Moderna’s Covid vaccine has been granted emergency use authorisation by the Food and Drug Administration.
It becomes the second company to get the go ahead, joining Pfizer, whose vaccine is now being given to patients across the US.
The move by the FDA came the day after its advisory panel unanimously recommended 20-0 for the company’s drug to get the green light.
“With the availability of two vaccines now for the prevention of Covid-19, the FDA has taken another crucial step in the fight against this global pandemic that is causing vast numbers of hospitalisations and deaths in the United States each day,” said FDA Commissioner Stephen Hahn.
“Through the FDA’s open and transparent scientific review process, two Covid-19 vaccines have been authorised in an expedited timeframe while adhering to the rigorous standards for safety, effectiveness, and manufacturing quality needed to support emergency use authorisation that the American people have come to expect from the FDA.”
The drug will now join the largest ever vaccination programme in US history, and go first to health care workers and nursing home residents.
US officials plan to ship 6 million doses of the Moderna vaccine in a first wave and, unlike Pfizer’s shot, which must be kept at ultra-cold temperatures, it can be stored in a regular freezer.
The government has ordered 200 million doses of Moderna’s vaccine to go with 100 million from Pfizer.
Moderna’s vaccine is given in two shots that are taken 28 days apart, and has been proven to be 94 per cent effective.
Both vaccines use small pieces of genetic code called messenger RNA to get the body’s immune system to produce coronavirus antibodies, without actually using any virus.
They are the first vaccines of their kind ever authorised for use.
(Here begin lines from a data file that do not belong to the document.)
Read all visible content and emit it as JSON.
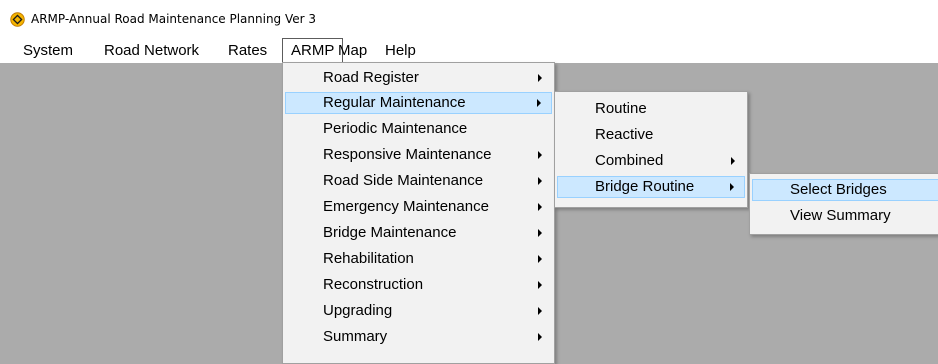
{
  "window": {
    "title": "ARMP-Annual Road Maintenance Planning Ver 3",
    "icon": "road-sign-icon"
  },
  "menubar": {
    "items": [
      "System",
      "Road Network",
      "Rates",
      "ARMP",
      "Map",
      "Help"
    ],
    "open_item": "ARMP"
  },
  "armp_menu": {
    "items": [
      "Road Register",
      "Regular Maintenance",
      "Periodic Maintenance",
      "Responsive Maintenance",
      "Road Side Maintenance",
      "Emergency Maintenance",
      "Bridge Maintenance",
      "Rehabilitation",
      "Reconstruction",
      "Upgrading",
      "Summary"
    ],
    "highlighted": "Regular Maintenance"
  },
  "regular_maintenance_menu": {
    "items": [
      "Routine",
      "Reactive",
      "Combined",
      "Bridge Routine"
    ],
    "highlighted": "Bridge Routine"
  },
  "bridge_routine_menu": {
    "items": [
      "Select Bridges",
      "View Summary"
    ],
    "highlighted": "Select Bridges"
  },
  "colors": {
    "highlight_fill": "#cce8ff",
    "highlight_border": "#99d1ff",
    "workspace": "#ababab"
  }
}
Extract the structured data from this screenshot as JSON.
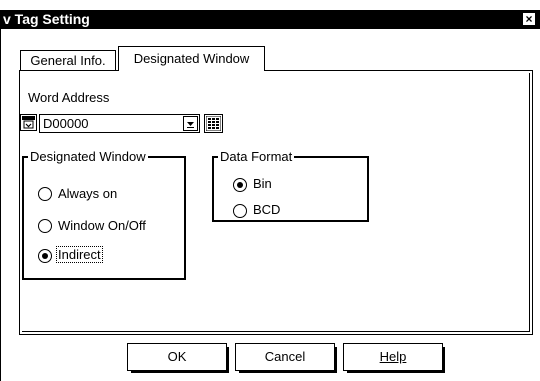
{
  "window": {
    "title": "v Tag Setting",
    "close_glyph": "×"
  },
  "tabs": [
    {
      "label": "General Info.",
      "active": false
    },
    {
      "label": "Designated Window",
      "active": true
    }
  ],
  "word_address": {
    "label": "Word Address",
    "value": "D00000"
  },
  "designated_window": {
    "label": "Designated Window",
    "options": [
      {
        "label": "Always on",
        "selected": false
      },
      {
        "label": "Window On/Off",
        "selected": false
      },
      {
        "label": "Indirect",
        "selected": true
      }
    ]
  },
  "data_format": {
    "label": "Data Format",
    "options": [
      {
        "label": "Bin",
        "selected": true
      },
      {
        "label": "BCD",
        "selected": false
      }
    ]
  },
  "buttons": {
    "ok": "OK",
    "cancel": "Cancel",
    "help": "Help"
  },
  "icons": [
    "address-input-icon",
    "dropdown-arrow-icon",
    "keypad-icon",
    "close-icon"
  ]
}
The Moderna vaccine, like the Pfizer one, has shown no serious reactions but has caused pain at the injection site, fatigue, headache, muscle pain, joint pain and chills.